Walking into the stable yard at Jupiter Artland a few days before the outdoor sculpture park opens its doors to the public for its annual summer season, is a little, I imagine, like stepping into the past. There, piled up high against the old stable building, which now houses two art galleries, is a towering compost pile, sloping like some ancient ruin and heating up nicely amidst its straw bale insulation. Its pungent farmy smell somehow seems to suggest that it’s all very well for visitors to swan around looking at art, but in nature, there’s work to be done.

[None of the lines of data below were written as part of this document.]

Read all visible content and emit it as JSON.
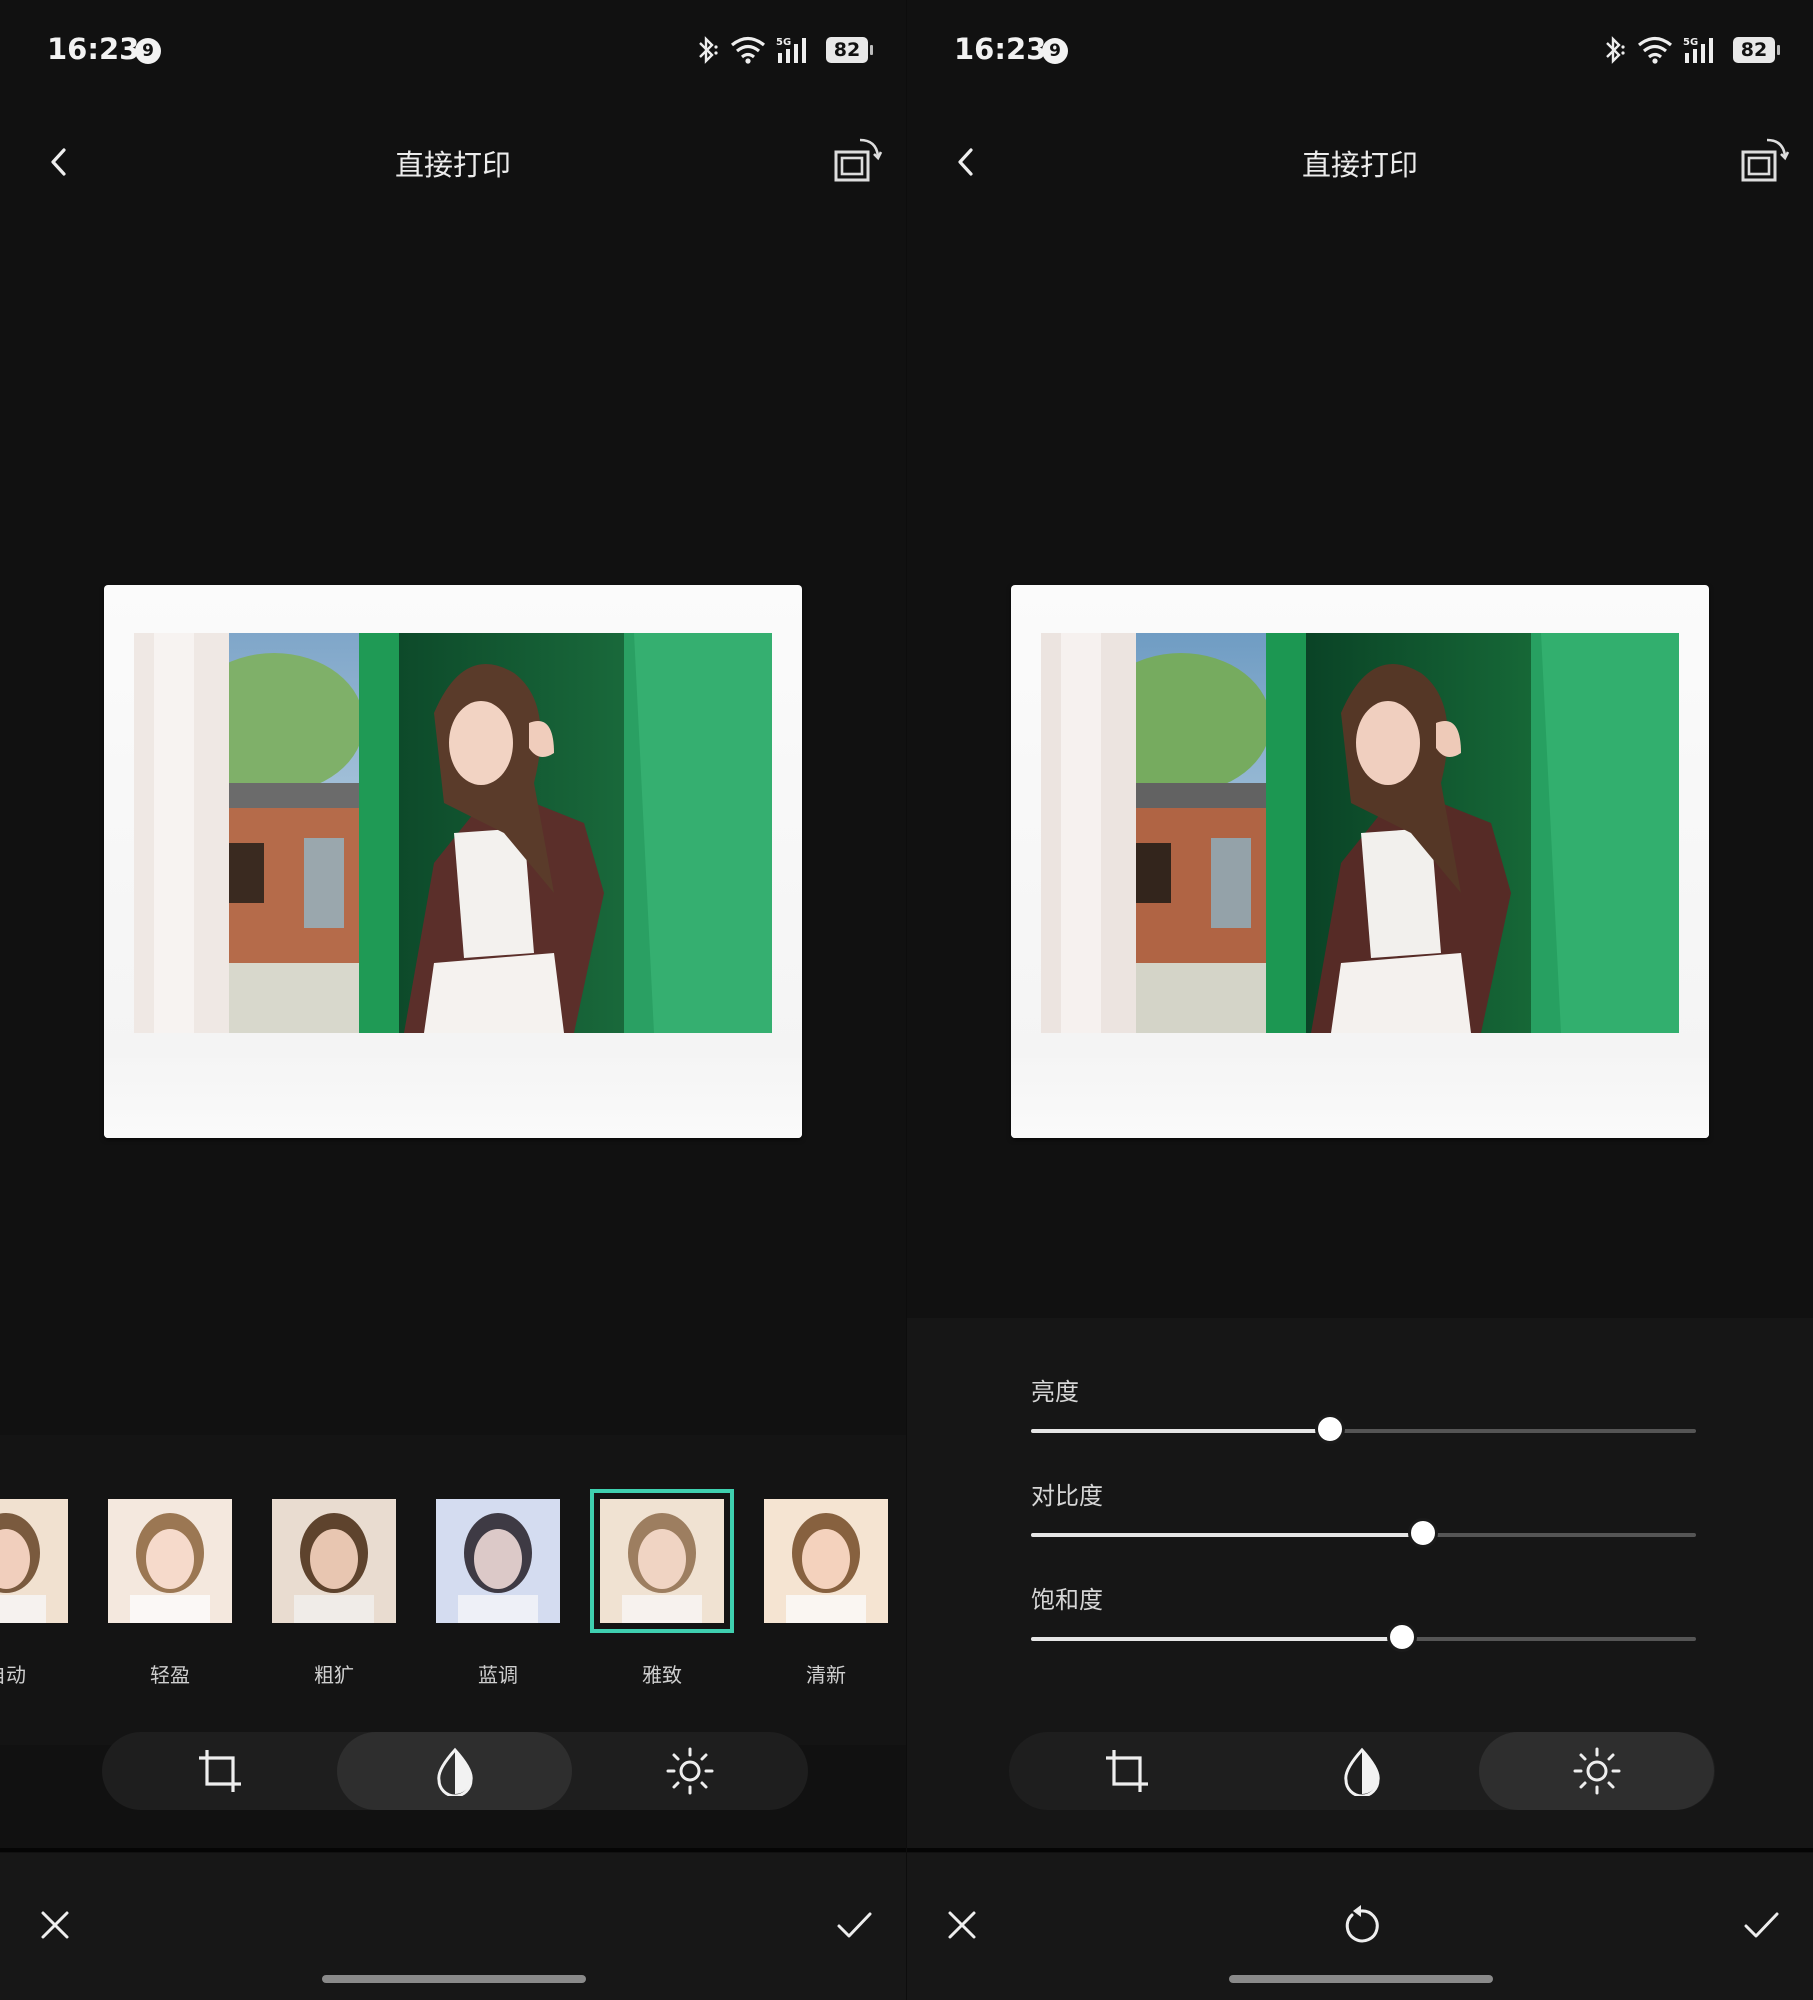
{
  "status_bar": {
    "time": "16:23",
    "notification_count": "9",
    "network": "5G",
    "battery": "82"
  },
  "header": {
    "title": "直接打印"
  },
  "filters": [
    {
      "label": "自动",
      "tint": "#f1e1d0"
    },
    {
      "label": "轻盈",
      "tint": "#f4e8de"
    },
    {
      "label": "粗犷",
      "tint": "#e9dcd0"
    },
    {
      "label": "蓝调",
      "tint": "#d4dcf0"
    },
    {
      "label": "雅致",
      "tint": "#f0e2d2",
      "selected": true
    },
    {
      "label": "清新",
      "tint": "#f5e4d2"
    }
  ],
  "adjustments": [
    {
      "label": "亮度",
      "value": 0.45
    },
    {
      "label": "对比度",
      "value": 0.59
    },
    {
      "label": "饱和度",
      "value": 0.558
    }
  ],
  "colors": {
    "accent": "#3fd0b0",
    "background": "#111111"
  },
  "tools": [
    "crop-icon",
    "filter-icon",
    "brightness-icon"
  ]
}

And it is the organisms doing the work that are of interest to the artist who has created this mega-heap, the innovative young Brazilian sculptor Daniel Lie, who opens Jupiter’s summer season with a solo show comprised of five monumental installations dotted around the Jupiter space. We meet, far from the stench, in the temporary site office buildings, as Lie takes a break from trying to hook up two old telegraph poles with hangmen’s knots.

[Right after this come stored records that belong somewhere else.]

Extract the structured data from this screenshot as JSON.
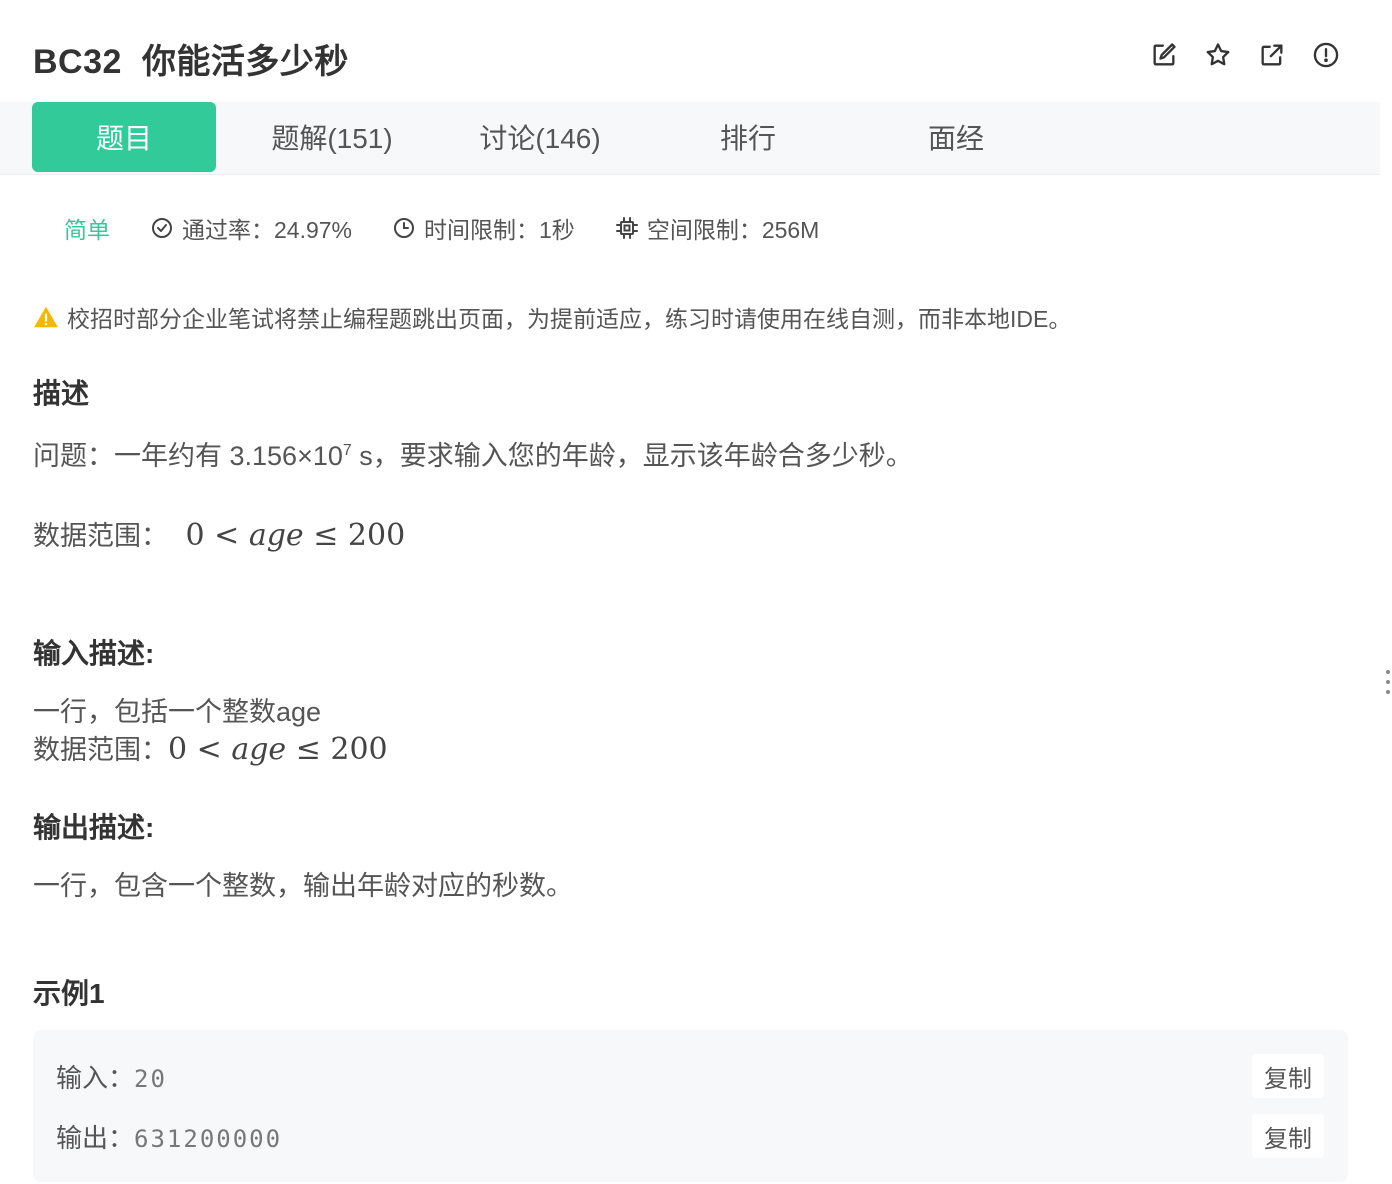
{
  "header": {
    "problem_code": "BC32",
    "problem_title": "你能活多少秒",
    "icons": [
      "edit-icon",
      "star-icon",
      "share-icon",
      "report-icon"
    ]
  },
  "tabs": [
    {
      "label": "题目",
      "active": true
    },
    {
      "label": "题解(151)",
      "active": false
    },
    {
      "label": "讨论(146)",
      "active": false
    },
    {
      "label": "排行",
      "active": false
    },
    {
      "label": "面经",
      "active": false
    }
  ],
  "meta": {
    "difficulty": "简单",
    "pass_rate": "通过率：24.97%",
    "time_limit": "时间限制：1秒",
    "memory_limit": "空间限制：256M"
  },
  "warning": "校招时部分企业笔试将禁止编程题跳出页面，为提前适应，练习时请使用在线自测，而非本地IDE。",
  "description": {
    "title": "描述",
    "question_prefix": "问题：一年约有 3.156×10",
    "question_exp": "7",
    "question_suffix": " s，要求输入您的年龄，显示该年龄合多少秒。",
    "range_label": "数据范围：",
    "range_left": "0 <",
    "range_var": "age",
    "range_right": "≤ 200"
  },
  "input_desc": {
    "title": "输入描述:",
    "line1": "一行，包括一个整数age",
    "range_label": "数据范围：",
    "range_left": "0 <",
    "range_var": "age",
    "range_right": "≤ 200"
  },
  "output_desc": {
    "title": "输出描述:",
    "line1": "一行，包含一个整数，输出年龄对应的秒数。"
  },
  "example": {
    "title": "示例1",
    "input_label": "输入：",
    "input_value": "20",
    "output_label": "输出：",
    "output_value": "631200000",
    "copy_label": "复制"
  },
  "colors": {
    "accent": "#32ca99",
    "warning": "#f5b800"
  }
}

Lie’s practice is wide-ranging, globally-so, concerned as it is with the fundamentals of life and death through the prisms of archaeology, science, gender, colonisation and decolonisation, spirituality, power structures and mycology (the study of fungi) amongst other things. And yet the materials of the space in which Lie is working are at the centre of the work. The artist, who is non-binary, has spent the past two years researching this exhibition alongside Claire Feeley, Head of Exhibitions at Jupiter, involving experts from local institutions and organisations, visiting local archaeological sites, drawing parallels with other world cultures. Previous exhibitions have included “Death Centre for the Living”, Vienna Festwochen, (2017), which gave the semblance of ritual to its natural components and “Children of the End” in Sao Paolo (2017). The expression is through earth materials, biodegradable often, and wilfully so, Lie’s theatrical exhibits displaying a sense of ritual, often decaying daily as the exhibition run progresses. But there is always growth, too, and mycology is key, Lie says, eyes wide, telling me of the mycologist from Edinburgh University who the artist contacted to help uncover the vast microscopic detail of Jupiter’s fungal life. Ranging beneath our feet, Lie points out, are the fungi that interconnect tree roots and plant life, miles of mycelium in every square inch of soil, the white roots by which plants “talk” to each other.

They are there, too, in the stable gallery, heated via elaborate copper pipes and a heat exchnage system in the compost heap outside. The heat, in its turn, aids the growth of the pink oyster mushrooms and other “unnamed entities” that are embedded in the unglazed terracotta pots hanging ceremonially from the ceiling on jute ropes waiting their fungal “bloom”, or the giant plastic-wrap tubes stuffed with damp straw from which pink frills of mushrooms are just starting to burst. The room is dramatic, even in this semi-prepared state, with the air of some archaeological discovery brought to life, a ritual burial chamber or store room, the walls painted with turmeric. Lie visited Cairnpapple’s neolithic henge monument as research for the exhibition, struck by the connection with Brazilian archaeological burials. The title, “Quing”, is the word for a non-gendered or ambiguously gendered monarch, for fungi, themselves, have quite literally thousands of sexes.

In the Dovecot, its interior filled with stone ledges on which doves would have perched, small unglazed ceramic pots ferment, neatly tied with jute string and cotton lids, filled with the same rice, water, sugar and spice mixture which Daniel has used in the stable gallery. It’s like walking into a catacomb of living things, the ghosts of the former inhabitants a veil over each recess.

So, too, with “To Mourn the Living” in the upper stable gallery, jute sacks saturated with earth and sprouting linseeds counterbalancing a vast hemp rope of flowers, tied on, a giant hawser which goes out of the window and is tethered to a low wall nearby. Lie’s work is full of this sense of counterbalance: of counterweights, suspensions, everything carefully knotted, skilfully assembled.

More dying flowers in the suspended “The Others’ Privacy” in the ballroom, draping on a floor lined with wool from the estate’s animals. Two of Lie’s Brazilian colleagues are creating a soundworld for this room, the windows blacked-out. The exhibition is non-verbal, Lie tells me. You must take it in with your senses.

As I leave, Lie is back up a telegraph pole laced with the stems of dead ivy, taken from the estate woods in which witches were once burnt, wrangling ropes, neutering the death-noose. There is a great thoughtfulness in this work, a sense of what links us all, no matter how we define ourselves, a sense of what is human delivered through what is not human, a sense, too, of our own insignificance. If you can, go now, then go again in a few weeks, and see how the process of growth versus decay pans out over the summer.

The Negative Years: Daniel Lie, Jupiter Artland, Bonnington House Steadings, Near Wilkieston, 01506 889900 www.jupiterartland.org, Until 14 July, Daily 10am - 5pm